I moved back to Brooklyn and work at Meetup.com. It's been fun to work with the amount of traffic that Meetup regularly sees and also some of the technology, like GraphQL, that I only had minimal exposure to before joining. I also have some great, really talented co-workers. I have a rough draft, The Joys and Pains of GraphQL, that has come from my experience with GraphQL that I'm currently editing.

Site

This site was originally a Gatsby site and, at first, I was sort of happy with it. I remember thinking, This feels like a lot of work for a simple blog, but thought I would adjust over time. Unfortunately, I was wrong. When you lose familiarity with a codebase and return to it weeks or months later, the warts really glare at you.

I thought about going back to Hugo or Jekyll, but I would really like to take advantage of mdx in the future. So, I went with Next.js. Initially, this was a lot of work and I can appreciate Gatsby a bit more for what it gives you out of the box; however, I feel a lot better about the static page generation and any future updates.

I think when I wrote Reflecting on One Year of Writing I was in a particularly good, ambitious mood – not unlike going to the grocey store hungry. I'm going to hold off on some of the additions in that post — but I have thought that a "Books" section would be a nice, simple addition. I like to look over other people's reading lists. Sometimes, you get hints for new books, sometimes you get hints for who that person is. I think both are neat.

Pandemic

I can't say the pandemic has been good to me, but both me and my family have been fortunate not to have been very ill.

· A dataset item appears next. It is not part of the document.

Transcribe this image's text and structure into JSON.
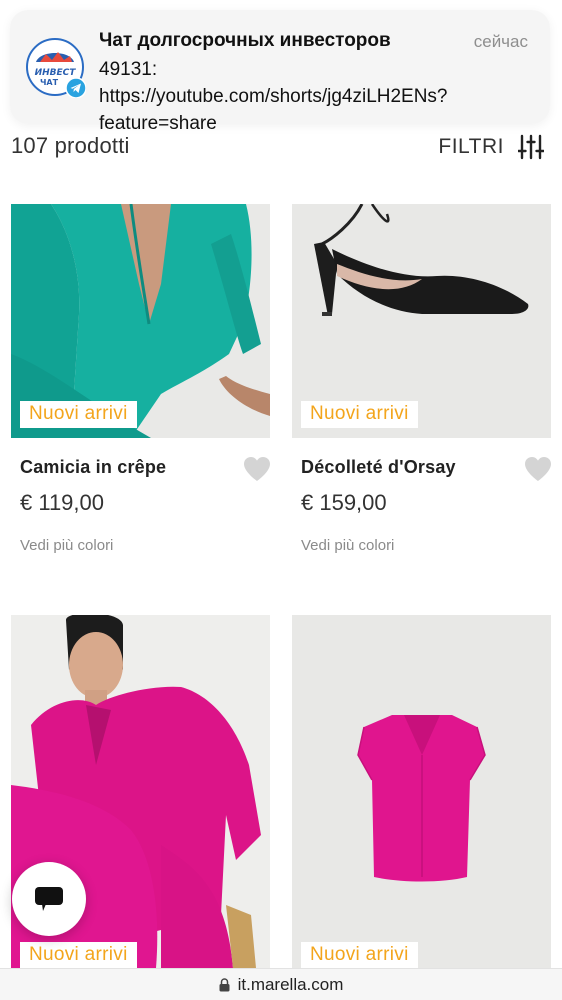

I have a deeper appreciation for life in the "before times" and all the people who have had to work to keep society functioning.

I'm strangely excited to ditch the pandemic small stalk and go back to whatever weather or MTA issue that used to occupy our day-to-day.

© Nick Olinger 2021